Shore Specimen: 10 lbs  4.54 kgs
Photo Credit:

Introduction: The Spurdog is so called for the sharp and dangerous spurs to be found at the base of the main dorsal fins.  Note how the fish in the picture is being carefully handled.  The new Irish record stands just 21 lbs (9.5 kgs) and was caught off a boat in Kenmare Bay, a piece of water that has produced several new species records in recent years.  The Spurdog is commercially fished and the population in the North Atlantic has been recently documented as having collapsed on more than one occassion due to its slow breeding cycle and excessive commercial fishing so catch & release is recommended as essential to this species survival.

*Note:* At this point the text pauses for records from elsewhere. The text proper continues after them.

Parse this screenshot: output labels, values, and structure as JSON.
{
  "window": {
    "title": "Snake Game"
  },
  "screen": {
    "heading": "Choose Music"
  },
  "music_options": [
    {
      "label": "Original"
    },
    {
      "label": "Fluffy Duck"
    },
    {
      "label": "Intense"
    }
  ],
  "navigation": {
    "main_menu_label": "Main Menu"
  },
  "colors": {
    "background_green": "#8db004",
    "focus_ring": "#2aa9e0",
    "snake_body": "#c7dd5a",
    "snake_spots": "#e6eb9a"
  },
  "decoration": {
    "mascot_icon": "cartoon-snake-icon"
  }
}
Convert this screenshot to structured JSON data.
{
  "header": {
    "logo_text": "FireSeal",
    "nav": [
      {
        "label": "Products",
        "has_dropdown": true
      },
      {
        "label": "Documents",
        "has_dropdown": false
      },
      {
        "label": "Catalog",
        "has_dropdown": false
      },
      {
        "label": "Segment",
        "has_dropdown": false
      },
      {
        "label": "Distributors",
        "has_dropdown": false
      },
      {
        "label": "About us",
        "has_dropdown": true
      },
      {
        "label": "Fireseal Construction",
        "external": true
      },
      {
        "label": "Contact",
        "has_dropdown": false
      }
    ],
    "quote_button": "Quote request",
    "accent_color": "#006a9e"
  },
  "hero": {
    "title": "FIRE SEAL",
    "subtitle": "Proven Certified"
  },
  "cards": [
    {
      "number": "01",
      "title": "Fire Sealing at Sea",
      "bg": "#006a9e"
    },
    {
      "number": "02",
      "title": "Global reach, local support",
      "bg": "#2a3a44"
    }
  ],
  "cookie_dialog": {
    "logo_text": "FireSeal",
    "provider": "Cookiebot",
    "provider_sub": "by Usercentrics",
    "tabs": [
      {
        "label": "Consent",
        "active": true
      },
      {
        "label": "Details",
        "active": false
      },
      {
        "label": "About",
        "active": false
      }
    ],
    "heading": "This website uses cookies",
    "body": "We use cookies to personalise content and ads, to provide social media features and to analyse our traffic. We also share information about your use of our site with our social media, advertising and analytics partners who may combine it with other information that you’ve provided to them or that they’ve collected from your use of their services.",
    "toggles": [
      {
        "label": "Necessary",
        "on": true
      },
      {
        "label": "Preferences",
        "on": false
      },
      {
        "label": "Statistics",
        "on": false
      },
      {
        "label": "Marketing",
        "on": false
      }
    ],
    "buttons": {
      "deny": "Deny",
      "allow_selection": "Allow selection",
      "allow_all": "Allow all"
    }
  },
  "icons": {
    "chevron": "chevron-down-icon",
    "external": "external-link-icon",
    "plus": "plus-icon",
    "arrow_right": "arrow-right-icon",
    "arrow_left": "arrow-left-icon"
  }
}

Boat tactics: In terms of tackle and tactics, you can seek Spurdogs as you would Bull Huss. Given their relatively small size, you can readily drop down to 12 lbs tackle and rod when fishing for them off a boat.  You can not however dispense with the wire trace for whilst their skin is abrasive, and their teeth strong, it is the rough or foul ground over which they are caught that is likely to do you line the most damage. This is not to say that they can not be caught over sand or mud - several large specimens have been reported from boating operating in Cork Harbour, albeit it is a massive harbour! The normal bait is a mackerel cone, even a full mackerel, attached to a 6/0 hook. More recently, in 2003 and especially in the summer of 2004, we have seen excellent reports of specimen Spur Dogs from the charter boats operating out of northern Ireland and into the north Irish sea.

Shore tactics: Spurdogs could be caught from shore but you need deep water.  They will move inshore at night, but they are not as common as previously... one possible spurdog mark is White Bay in Cork Harbour.